[WHAT IS NEEDED]
Each record below should be written out again exactly.

Top of THE INPUT

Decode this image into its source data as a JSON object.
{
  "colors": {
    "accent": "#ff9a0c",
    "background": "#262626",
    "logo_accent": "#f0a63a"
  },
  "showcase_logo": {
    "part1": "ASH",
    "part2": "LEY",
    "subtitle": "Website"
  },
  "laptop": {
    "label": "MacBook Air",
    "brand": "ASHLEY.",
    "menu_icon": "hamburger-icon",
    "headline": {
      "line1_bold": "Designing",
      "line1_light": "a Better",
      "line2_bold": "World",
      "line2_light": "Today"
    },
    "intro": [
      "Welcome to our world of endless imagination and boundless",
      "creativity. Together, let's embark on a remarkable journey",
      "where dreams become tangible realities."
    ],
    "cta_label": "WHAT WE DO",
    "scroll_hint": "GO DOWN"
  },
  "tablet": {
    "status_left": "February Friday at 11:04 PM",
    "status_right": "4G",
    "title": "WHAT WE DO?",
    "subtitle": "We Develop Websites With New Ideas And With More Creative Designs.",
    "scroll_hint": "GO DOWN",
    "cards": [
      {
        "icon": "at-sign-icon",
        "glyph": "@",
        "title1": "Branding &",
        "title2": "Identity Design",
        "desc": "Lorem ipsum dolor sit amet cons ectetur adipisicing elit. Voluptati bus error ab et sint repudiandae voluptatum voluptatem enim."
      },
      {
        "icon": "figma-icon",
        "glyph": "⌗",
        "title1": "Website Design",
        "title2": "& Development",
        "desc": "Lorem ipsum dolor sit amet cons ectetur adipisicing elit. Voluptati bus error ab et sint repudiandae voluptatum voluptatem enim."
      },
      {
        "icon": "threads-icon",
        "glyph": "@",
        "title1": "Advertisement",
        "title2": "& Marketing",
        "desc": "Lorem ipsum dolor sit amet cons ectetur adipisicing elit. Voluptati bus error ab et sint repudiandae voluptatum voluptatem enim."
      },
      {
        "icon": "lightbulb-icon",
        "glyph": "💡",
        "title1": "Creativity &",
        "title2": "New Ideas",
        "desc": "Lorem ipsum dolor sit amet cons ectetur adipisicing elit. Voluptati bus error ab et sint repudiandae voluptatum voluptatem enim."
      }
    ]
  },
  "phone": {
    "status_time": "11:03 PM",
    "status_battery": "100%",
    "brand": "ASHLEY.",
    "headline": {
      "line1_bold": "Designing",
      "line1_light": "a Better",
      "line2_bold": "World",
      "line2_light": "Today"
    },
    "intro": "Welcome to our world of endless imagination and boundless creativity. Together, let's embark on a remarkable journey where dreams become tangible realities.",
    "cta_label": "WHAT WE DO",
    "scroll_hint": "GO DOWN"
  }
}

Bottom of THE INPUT

[RESPONSE FOR THIS EXERCISE]
Decode this image into its source data as a JSON object.
{
  "colors": {
    "accent": "#ff9a0c",
    "background": "#262626",
    "logo_accent": "#f0a63a"
  },
  "showcase_logo": {
    "part1": "ASH",
    "part2": "LEY",
    "subtitle": "Website"
  },
  "laptop": {
    "label": "MacBook Air",
    "brand": "ASHLEY.",
    "menu_icon": "hamburger-icon",
    "headline": {
      "line1_bold": "Designing",
      "line1_light": "a Better",
      "line2_bold": "World",
      "line2_light": "Today"
    },
    "intro": [
      "Welcome to our world of endless imagination and boundless",
      "creativity. Together, let's embark on a remarkable journey",
      "where dreams become tangible realities."
    ],
    "cta_label": "WHAT WE DO",
    "scroll_hint": "GO DOWN"
  },
  "tablet": {
    "status_left": "February Friday at 11:04 PM",
    "status_right": "4G",
    "title": "WHAT WE DO?",
    "subtitle": "We Develop Websites With New Ideas And With More Creative Designs.",
    "scroll_hint": "GO DOWN",
    "cards": [
      {
        "icon": "at-sign-icon",
        "glyph": "@",
        "title1": "Branding &",
        "title2": "Identity Design",
        "desc": "Lorem ipsum dolor sit amet cons ectetur adipisicing elit. Voluptati bus error ab et sint repudiandae voluptatum voluptatem enim."
      },
      {
        "icon": "figma-icon",
        "glyph": "⌗",
        "title1": "Website Design",
        "title2": "& Development",
        "desc": "Lorem ipsum dolor sit amet cons ectetur adipisicing elit. Voluptati bus error ab et sint repudiandae voluptatum voluptatem enim."
      },
      {
        "icon": "threads-icon",
        "glyph": "@",
        "title1": "Advertisement",
        "title2": "& Marketing",
        "desc": "Lorem ipsum dolor sit amet cons ectetur adipisicing elit. Voluptati bus error ab et sint repudiandae voluptatum voluptatem enim."
      },
      {
        "icon": "lightbulb-icon",
        "glyph": "💡",
        "title1": "Creativity &",
        "title2": "New Ideas",
        "desc": "Lorem ipsum dolor sit amet cons ectetur adipisicing elit. Voluptati bus error ab et sint repudiandae voluptatum voluptatem enim."
      }
    ]
  },
  "phone": {
    "status_time": "11:03 PM",
    "status_battery": "100%",
    "brand": "ASHLEY.",
    "headline": {
      "line1_bold": "Designing",
      "line1_light": "a Better",
      "line2_bold": "World",
      "line2_light": "Today"
    },
    "intro": "Welcome to our world of endless imagination and boundless creativity. Together, let's embark on a remarkable journey where dreams become tangible realities.",
    "cta_label": "WHAT WE DO",
    "scroll_hint": "GO DOWN"
  }
}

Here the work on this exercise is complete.